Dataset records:
================
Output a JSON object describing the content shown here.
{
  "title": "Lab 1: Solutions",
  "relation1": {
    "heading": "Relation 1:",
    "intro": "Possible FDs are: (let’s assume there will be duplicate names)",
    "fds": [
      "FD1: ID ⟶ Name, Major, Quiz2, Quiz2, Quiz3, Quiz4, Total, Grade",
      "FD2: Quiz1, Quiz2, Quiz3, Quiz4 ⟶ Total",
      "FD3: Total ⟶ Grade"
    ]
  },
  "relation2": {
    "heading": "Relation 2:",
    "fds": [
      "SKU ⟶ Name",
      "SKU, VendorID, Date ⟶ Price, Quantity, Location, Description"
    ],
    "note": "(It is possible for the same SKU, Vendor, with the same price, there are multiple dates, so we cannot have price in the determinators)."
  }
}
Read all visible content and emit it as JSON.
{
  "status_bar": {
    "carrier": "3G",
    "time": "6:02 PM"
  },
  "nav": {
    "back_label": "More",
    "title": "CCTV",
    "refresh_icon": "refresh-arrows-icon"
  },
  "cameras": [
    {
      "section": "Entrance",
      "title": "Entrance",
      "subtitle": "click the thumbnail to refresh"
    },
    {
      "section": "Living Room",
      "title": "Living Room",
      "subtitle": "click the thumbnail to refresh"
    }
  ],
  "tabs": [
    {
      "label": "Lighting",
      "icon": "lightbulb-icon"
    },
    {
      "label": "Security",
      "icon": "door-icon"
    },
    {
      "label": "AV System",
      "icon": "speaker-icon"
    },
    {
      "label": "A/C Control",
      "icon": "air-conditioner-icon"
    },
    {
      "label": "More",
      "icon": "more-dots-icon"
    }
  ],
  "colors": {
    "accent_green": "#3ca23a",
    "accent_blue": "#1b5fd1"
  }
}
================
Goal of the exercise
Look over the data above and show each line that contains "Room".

Written reply
      "section": "Living Room",
      "title": "Living Room",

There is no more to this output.